So, what does this mean for legalized marijuana in New Jersey, and how can individuals and businesses interested in entering the industry ready themselves? A few things are clear:
- While the legislation currently introduced will change, and there may never be a Division of Marijuana Enforcement, the Attorney General’s Office and law enforcement will have an outsized role in establishing and regulating the industry. Investigators are going to look at applicants with a wary (and, more likely, jaundiced) eye. If the medical marijuana program is prelude — which we believe it is — applicants that include former law enforcement officers or prosecutors as part of their business will fare best.
- Including former law enforcement officers or prosecutors in business plans is important for another reason — the federal government. Marijuana remains illegal under federal law, and the Department of Justice, at least under Attorney General Jeff Sessions, remains committed to enforcing the law. A license from the state of New Jersey does not provide immunity from federal prosecution. Obtaining advice from a former federal prosecutor on what piques the interest of the Department and the Drug Enforcement Administration — and what does not — may. It could be the difference between remaining in business and becoming the target of a money laundering or trade-based money laundering investigation — particularly when federally chartered banks have refused to deposit monies derived from legal marijuana sales.
- The regulations are as important — and maybe more important — than the legislation. The currently introduced legislation spans 65 pages, but leaves most critical questions unanswered. The Division of Marijuana Enforcement is charged with adopting rules around: licensing, including licensing goals and whether and what criminal convictions should disqualify applicants from licensure; advertising; sales; packaging, branding, labeling and testing; security of marijuana facilities; and, generally, to “adopt, amend or repeal regulations as necessary to carry out the intent and provisions of this act.” Hiring a Trenton-savvy attorney, especially one with intimate knowledge of the Attorney General’s Office and the regulatory process, is a must.
- Any business must have a robust compliance plan. The currently introduced legislation allows the Division of Marijuana Enforcement to conduct announced and unannounced visits, to investigate licensees without search warrants and compel, at any time, the productions of books, records and even testimony. If individuals and businesses are to be licensed and remain licensed, they will have to show compliance both in theory and practice. That means having a written compliance plan and a law firm to regularly test that plan — under attorney-client privilege — before the state does.
The months and years ahead promise to be exciting and potentially very lucrative, but individuals and businesses interested in entering the marijuana industry cannot afford to be passive.
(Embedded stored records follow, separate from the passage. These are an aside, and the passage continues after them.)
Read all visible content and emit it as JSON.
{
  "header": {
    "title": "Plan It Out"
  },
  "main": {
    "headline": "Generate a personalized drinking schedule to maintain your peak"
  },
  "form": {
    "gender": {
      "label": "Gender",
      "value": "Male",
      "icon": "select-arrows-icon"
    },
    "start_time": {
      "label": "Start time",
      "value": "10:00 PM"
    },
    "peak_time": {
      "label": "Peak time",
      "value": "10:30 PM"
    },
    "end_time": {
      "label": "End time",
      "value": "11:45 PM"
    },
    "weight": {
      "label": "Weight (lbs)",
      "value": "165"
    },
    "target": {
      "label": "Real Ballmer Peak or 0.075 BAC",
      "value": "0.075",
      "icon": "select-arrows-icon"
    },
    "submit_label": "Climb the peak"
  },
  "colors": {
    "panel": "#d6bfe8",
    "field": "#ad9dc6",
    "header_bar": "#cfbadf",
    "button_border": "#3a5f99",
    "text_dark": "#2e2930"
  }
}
Now is the time to consider corporate form, ensure that background investigations will not prove a stumbling block to licensure, construct compliance plans and consult with competent and knowledgeable counsel.
Francis J. Giantomasi is a member of the firm Chiesa Shahinian & Giantomasi P.C. and is one of New Jersey’s foremost real estate and land use attorneys. Lee Vartan is also a member of the firm. Prior to joining CSG, he spent nearly a decade in government service. He played an integral role in establishing and enforcing the regulatory regime that governs medical marijuana dispensaries.